Phase 1 of the 1000 Genomes Project included 1092 individual genomes. For each protein-coding gene in the UCSC Genes track, variant data from the 2,184 (per autosome) phased chromosomes have been distilled into distinct haplotype alleles, or distinct sets of variants found on at least one of the 1000 Genomes subject chromosomes.

Usage tips

  • By default, only non-synonymous, common variants are displyed. Common variants occur in at least 1% of 1000 Genome subject chromosomes. Including all variants in the display will generate the list of all haplotypes found in 1000 Genomes participants, though many of these haplotypes may have no protein coding effect. Note that haplotype and homozygous frequency calculations depend upon which variants are included.
  • By default, only common haplotype alleles are displayed. Common haplotypes occur in at least 1% of 1000 Genome subject chromosomes.
  • There may be no "reference haplotype" (made of entirely reference variants) represented in the 1000 Genomes data. If there is, it will be marked as "reference" in the table of haplotypes.
  • When the full sequence is displayed, columns with variants are highlighted by green vertical lines. The effects of variants are highlighted by bolded red letters. Synonymous changes are only evident when DNA bases are displayed. Each haplotype allele sequence is generated from GRCh37/hg19 reference DNA, with 1000 Genomes Project DNA variants spliced in, then translated into amino acids.
  • All columns are sortable. Sorting on a variant while the full sequence is displayed will highlight that variant with a vertical blue line.
  • Hovering your mouse over numbers in the "haplotype frequency" and "homozygous frequency" columns will show you the actual count of alleles (e.g., "N=370 of 2184").
  • Hovering your mouse over some buttons displays hints.
  • Clicking on non-reference variants in the summary section takes you to the corresponding track details pages of the 1000G Ph1 Vars track.
  • Clicking the "Display population" button will show the distribution of each haplotype allele among major population groups. Optionally display the distribution of each allele among the groups defined by the 1000 Genomes Project.
  • By default, scoring is hidden. Three types of scores are provided to help users find haplotype alleles that occur more or less frequently than expected or that have unusual distributions in populations. See definitions below.

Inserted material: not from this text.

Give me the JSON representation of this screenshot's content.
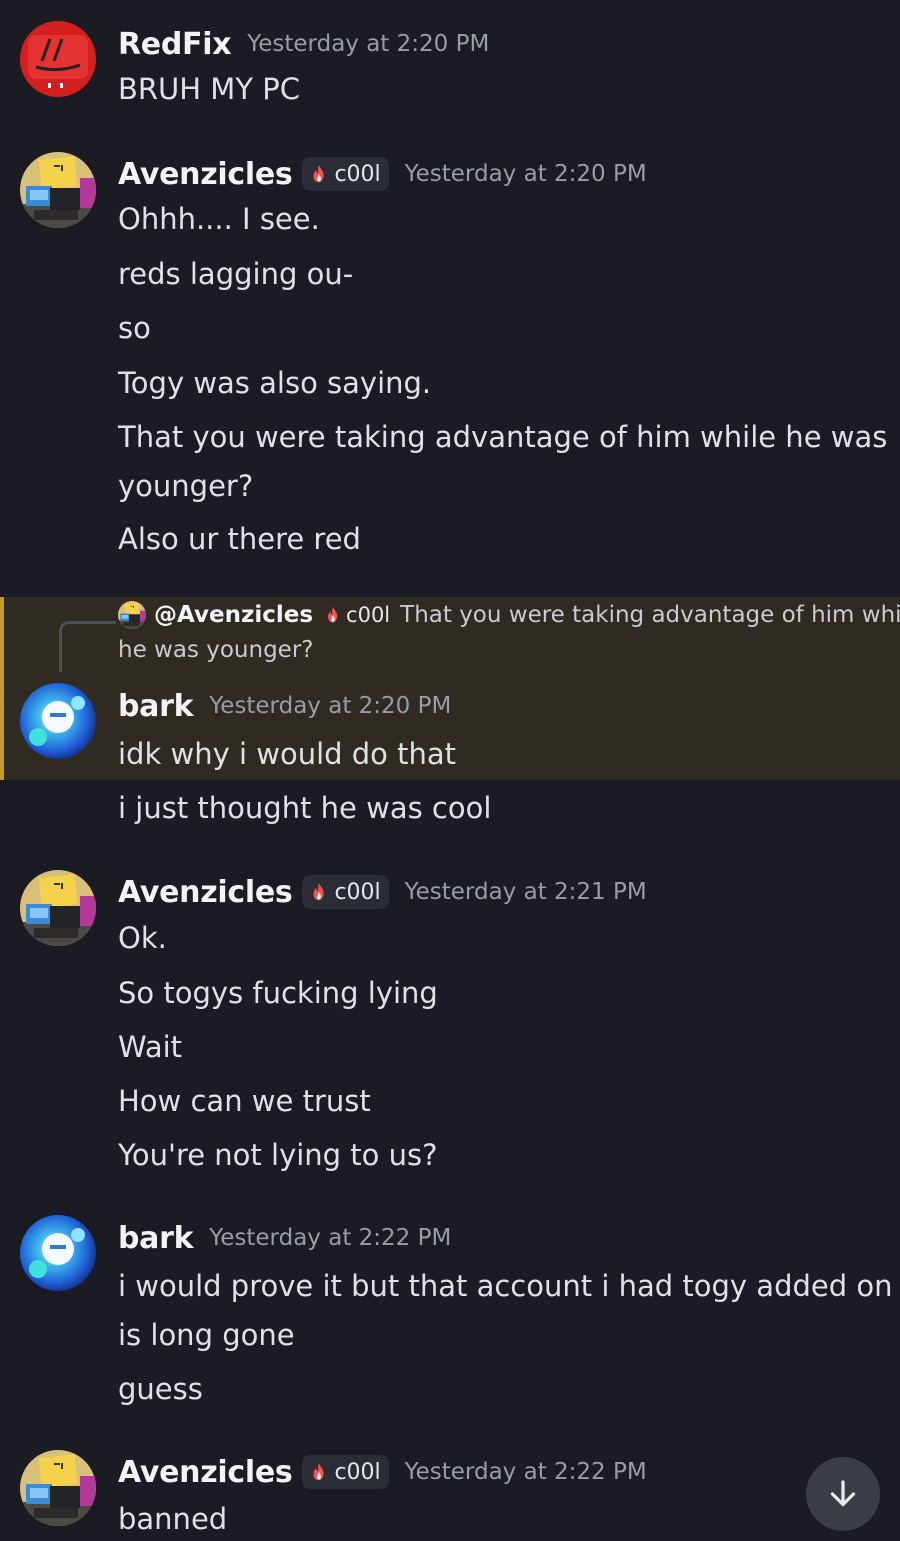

Scoring definitions

  • Hap score: The haplotype score is the normalized (-log10) probability of finding exactly N subject chromosomes with this haplotype, given the proportions of individual variants. The score is normalized by dividing by the total number of variants. Normalization allows comparing the scores between genes with many variants and those with few. The score will be positive if the haplotype is more frequent than expected by chance and negative if less frequent.
  • Hom score: The homozygous score is the (-log10) probability of finding exactly N individuals with this haplotype on both chromosomes, given the actual frequency of the haplotype in subject chromosomes. The score will be positive if the haplotype is found homozygous in more and negative when in fewer individuals than expected. Negative values might suggest that the haplotype is deleterious when homozygous. scores
  • Pop score (only visible when population distributions are displayed): The population skew score is the variance between population groups divided by N, the number occurrences of the haplotype. The most frequently occurring haplotypes will potentially have larger scores, but if N is small, a skew in population distribution is not unexpected.

How to get help

Other posters about the UCSC Genome Browser

  • Remote sequence assembly viewing on the UCSC Genome Browser. Clawson H et al. Biology of Genomes, 2012. genomewiki page
  • Using the UCSC Genome Browser to evaluate putative genetic variants. Hinrichs AS et al. Biology of Genomes, 2012. genomewiki page .pptx, PDF
  • Visually integrating genomic data in the UCSC Genome Browser. Hinrichs AS et al. HGV 2011. genomewiki page .pptx, PDF
  • UCSC Genome Browser Data Hubs. Zweig AS et al. Biology of Genomes, 2011. PDF
  • Genome-wide ENCODE Data at UCSC. Rosenbloom KR et al. ASHG, 2010. PPT
  • UCSC Genome Browser Tool Suite. Hinrichs AS et al. Genomics of Common Disease, 2008: .ppt, PDF
  • More Presentations